|Zillow and Trulia||Realtors Multiple Listing Service MLS|
|Used by agents to find sellers to call and ask to list||X|
|Used by agents to find properties for their buyers||X|
|Includes commission offer to motivate buyer agents to bring their buyer||X|
|Commission offers are protected so agents won't lose/be cut out of their commission||X|
|Used by what percentage of active buyers/agents when buying a home (estimated)||20%||86%|
|Listing agents will call you to ask you to list with them||Frequent||Violation of rules, subject to fines or license sanction|
|Average fields of information on a property listing||80||250|
|Average history of listings and transactions on a property||6 years||20 years|
|Availability-who can use?||Available to the public||Password protected, only available to dues-paying licensed members|
|In how many formats can listings appear?||1||
500+ depends on zip code of the property
Bottom line: Zillow is not the MLS, and not effective for selling a home. To learn more about listing your home on the MLS for a low, flat fee, enter your zip code below.
When consumers visit a website like Zillow and see lots of information and pictures of homes currently for sale, they often think or wonder if what they are looking at is the Realtors Multiple Listing Service (MLS), or essentially the same thing as the MLS. That is a natural question as both Zillow and the MLS have pictures and information about properties that are currently for sale. By extension, an uninformed seller might think that if I can just list my home for sale on Zillow, then most buyers and agents will know my home is for sale and check it out, and hopefully one of those buyers will make a good offer and my house will be sold.
Sellers who follow through on that mistaken notion are in for a surprise—the typical seller who lists their home for sale on Zillow gets calls not from buyers but from real estate agent/telemarketers who would like them to sign a listing agreement where they agree to pay the huge, traditional commission of 6% or so. Few if any serious buyer calls, no agents calling to inquire about your home for their buyers (although some less ethical agents may suggest, imply, or outright tell you that they have the perfect buyer as a way to get into your home and give you their pitch for listing with them). This is the point where some of these sellers contact us to figure out what went wrong.

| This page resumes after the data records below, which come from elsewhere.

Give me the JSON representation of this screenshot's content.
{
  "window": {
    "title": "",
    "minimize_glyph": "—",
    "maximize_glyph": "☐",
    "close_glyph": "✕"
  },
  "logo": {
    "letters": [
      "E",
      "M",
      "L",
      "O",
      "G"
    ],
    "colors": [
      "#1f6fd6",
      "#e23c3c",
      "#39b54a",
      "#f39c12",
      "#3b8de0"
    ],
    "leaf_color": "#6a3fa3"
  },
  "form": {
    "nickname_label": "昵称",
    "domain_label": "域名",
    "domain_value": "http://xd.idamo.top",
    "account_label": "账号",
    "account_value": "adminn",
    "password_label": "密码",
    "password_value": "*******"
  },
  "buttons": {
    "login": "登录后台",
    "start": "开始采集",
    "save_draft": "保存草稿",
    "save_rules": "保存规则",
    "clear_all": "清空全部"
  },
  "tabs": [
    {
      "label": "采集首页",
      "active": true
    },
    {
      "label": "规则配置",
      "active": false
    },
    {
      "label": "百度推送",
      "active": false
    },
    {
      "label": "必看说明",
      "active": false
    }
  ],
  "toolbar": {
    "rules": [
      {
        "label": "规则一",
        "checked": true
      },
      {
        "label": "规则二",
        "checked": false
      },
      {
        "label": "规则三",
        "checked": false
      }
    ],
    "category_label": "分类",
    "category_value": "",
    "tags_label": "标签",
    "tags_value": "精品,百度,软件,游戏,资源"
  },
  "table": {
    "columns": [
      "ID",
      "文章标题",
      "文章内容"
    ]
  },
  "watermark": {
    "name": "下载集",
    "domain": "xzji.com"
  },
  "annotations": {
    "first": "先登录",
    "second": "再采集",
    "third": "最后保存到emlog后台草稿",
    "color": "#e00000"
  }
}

At that point, a home seller learns that the only way to make all agents aware that your property is for sale is to list in the MLS. The MLS is the only tool that 99% of Realtors use to find properties for the buyers they assist. 86% of buyers, so nearly nine in ten, end up using a Realtor to buy their property. Realtors generally do not look on Zillow or anywhere else to find a home for their buyer—they only use the MLS.
Realtors use the MLS because it has more information, more accurate information, and most importantly the non-public information most relevant to the agent and their buyer. While Zillow may have 40-90 fields of information about the property, the average MLS listing has over 200. While Zillow may have limited information if a property sold dating back a few years, the MLS will have all the listing information, market times, unsuccessful listings, and photos dating back 15-20 years.
Zillow's information will be inconsistent, depending on their frequently changing sources of their data and their relationship with the MLS and real estate brokerages in the area. Zillow will often show inaccurate information, and there is no effective mechanism to correct the information with Zillow's minimal or non-existent customer service function. In contrast, the MLS has a community of participants on the lookout for errors, easy identification and reporting of those errors, and most importantly the ability to issue monetary fines to participants who enter incorrect information, or refuse to correct errors that have been identified.
Even if an agent happened to look on Zillow for a property for their buyer and found one, they are faced with the issue of losing their buyer commission if their buyer gets interested in such a non-MLS listed property (detailed here). One of the most powerful elements of the MLS is the comfort and reassurance buyer agents receive because they know their buyer commission is protected and not subject to some unknown seller's word or whim. For a buyer agent, helping their buyer client buy an unlisted home is so much more work and so very risky that the commission they are expecting to work with their buyer can disappear in an instant. For this reason, buyer agents are often motivated to keep their buyer from getting interested in unlisted properties.
One other item that pleases many home sellers is finding out that the calls from listing agents are significantly reduced or stop when you list in the MLS. Listing agents are subject to MLS rules that prohibit them from contacting sellers with a property listed in the MLS, as well as rules as a part of their real estate license (not to mention the Realtor Code of Ethics as well). In the event an agent calls a listed seller by mistake because they did not realize the seller was listed, the call ends very quickly when the agent realizes they are breaking the rules.